In the 40 years since women were first allowed to join the Defence Forces, it appears that no thought has gone into researching, thinking about or describing a Defence Forces soldier who is female. The Defence Forces appears to have adopted an ‘add women and stir’ model. No consideration appears to have been paid to identifying the capacities and strengths of female soldiers. No thought or preparation went into elements like uniforms, boots and facilities. The approach seems to have been (and, in many areas, continues to be) one of ‘Get in there and try to be as much of a man as you can be’. This lacks any talent management, insight or understanding of respective strengths and weaknesses, and is clearly inappropriate.
The Defence Forces requires a model of an Irish soldier who is female and is managed by modern talent management approaches, as are her male colleagues.

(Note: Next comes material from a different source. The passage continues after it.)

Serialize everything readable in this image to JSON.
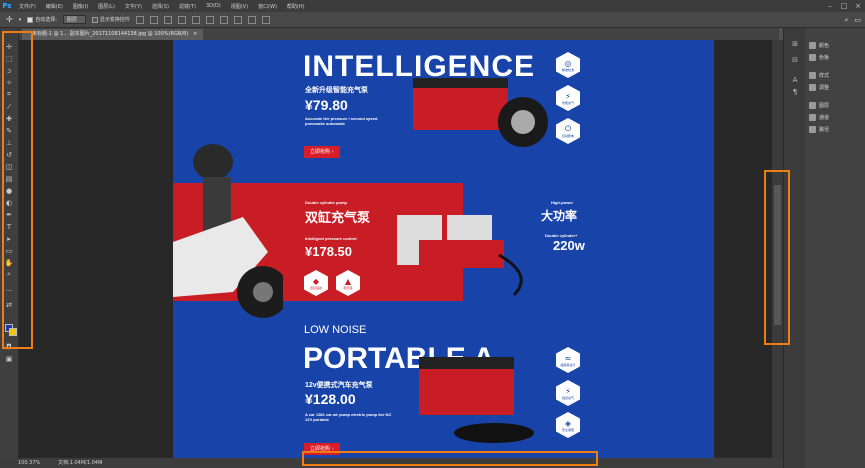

To be ‘female’ is to be considered an object rather than a full human being. As an object, ‘it’ has no human rights and deserves no respect or equality, but is to be tolerated because the Defence Forces is required to ‘let women in’.
This is not an approach towards gender that ensures that women are given equal treatment, integrated into the Defence Forces and fully embraced as members of the Defence Forces. The enforcement of traditional gender norms in the Defence Forces makes the recruitment and retention of female personnel extremely challenging. It is a testament to the tenacity of the women who are currently serving in the Defence Forces, and to the male colleagues who have supported them, that they have navigated misogynist clusters and individuals well enough to remain in an environment which is hostile to women and unsafe for those without an unusually high capacity to counter or ignore the myriad ways in which the gender schema are designed to restrict, reject and punish them for being women. This is a situation that cannot continue.
The leadership and rank and file in the Defence Forces must shift their perspective to align with modern attitudes towards gender, the role of women in the Defence Forces, acceptable behaviour, and adopting equality not just as a value but also as a lived reality. The specific recommendations include adopting measures to address the culture of misogyny and disrespect for all things female, including enforcing strong leadership support of a new culture; the long-overdue development of a sophisticated vision and strategy for the inclusion of females in the Defence Forces, consistent with UN Security Council resolution 1325; identifying unacceptable attitudes and beliefs about females at recruitment, performance reviews and promotion competitions; and conducting a review of the training methods and culture in the Cadet School to eliminate inappropriate methods, attitudes and culture from that vital development channel.
From the final report of the Independent Review Group - Defence, to the Minister, p42, edited for length